Originally from upstate NY, I’m now an honorary Pennsylvanian, having lived here for the past 18 years.

I grew up spending weekends on my dad’s off-the-grid homestead, where I spent much of my childhood roaming the woods and getting my hands dirty.

I learned how to do things most little kids haven’t done in over a century.

Whether it was pressing apples in the fall for homemade cider, trudging through the early spring snows of upstate NY to tap trees for maple syrup, or canning everything that grew in the garden in the summer - there were always new adventures with each season.

As an adult, I continue to draw on the skills I learned as a kid. I love my Wi-Fi and knowing pizza is only a phone call away. And I’m okay with never revisiting the adventure that is using an outhouse in the middle of January.
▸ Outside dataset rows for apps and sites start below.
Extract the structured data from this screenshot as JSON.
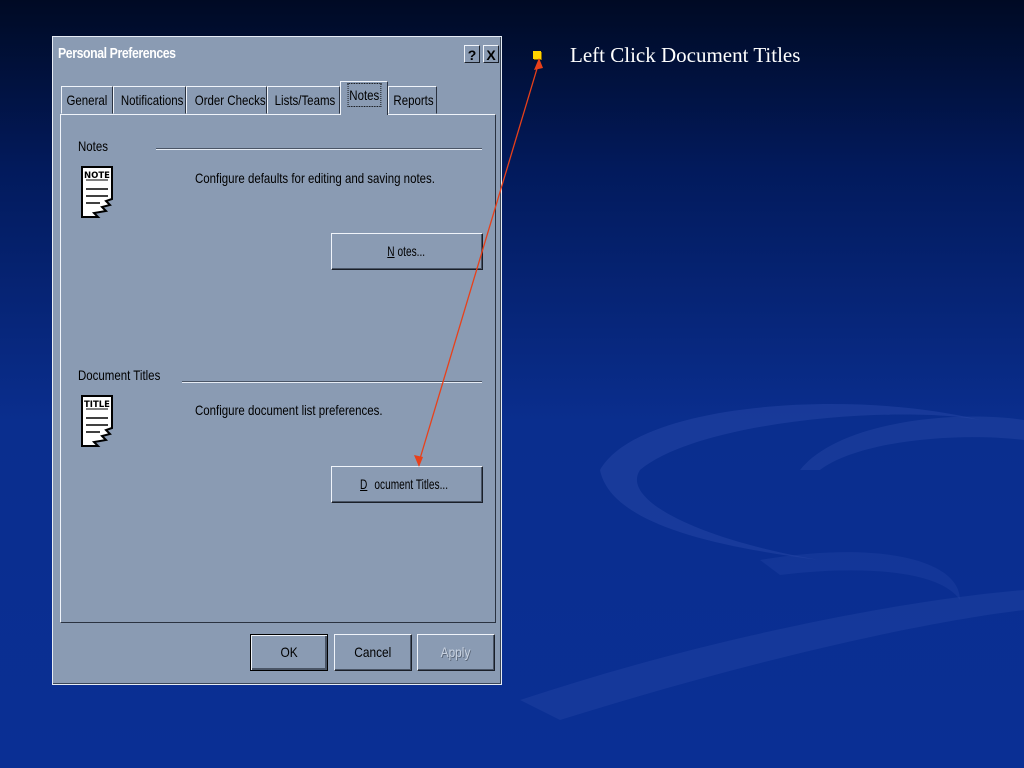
{
  "dialog": {
    "title": "Personal Preferences",
    "help_glyph": "?",
    "close_glyph": "X",
    "tabs": [
      {
        "label": "General"
      },
      {
        "label": "Notifications"
      },
      {
        "label": "Order Checks"
      },
      {
        "label": "Lists/Teams"
      },
      {
        "label": "Notes"
      },
      {
        "label": "Reports"
      }
    ],
    "active_tab": "Notes",
    "notes_section": {
      "label": "Notes",
      "icon_text": "NOTE",
      "description": "Configure defaults for editing and saving notes.",
      "button_mnemonic": "N",
      "button_rest": "otes..."
    },
    "titles_section": {
      "label": "Document Titles",
      "icon_text": "TITLE",
      "description": "Configure document list preferences.",
      "button_mnemonic": "D",
      "button_rest": "ocument Titles..."
    },
    "footer": {
      "ok": "OK",
      "cancel": "Cancel",
      "apply": "Apply"
    }
  },
  "slide": {
    "bullet_text": "Left Click Document Titles",
    "bullet_color": "#ffd400",
    "arrow_color": "#e8401a"
  }
}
These days, I tend to be almost a homesteader.

I take an eclectic approach to homesteading, utilizing modern convenience where I want and choosing the rustic ways of my childhood as they suit me.

I’m a firm believer in self-sufficiency, no matter where you live, and the power and pride that comes from doing something for yourself.

I’ve always had a garden, even when the only space available was the roof of my apartment building. I’ve been knitting since age seven, and I spin and dye my own wool as well. If you can ferment it, it’s probably in my pantry or on my kitchen counter. And I can’t go more than a few days without a trip into the woods looking for mushrooms, edible plants, or the sound of the wind in the trees.

You can follow my personal (crazy) homesteading adventures on Almost a Homesteader and Instagram as @aahomesteader.

Peace, love, and dirt under your nails,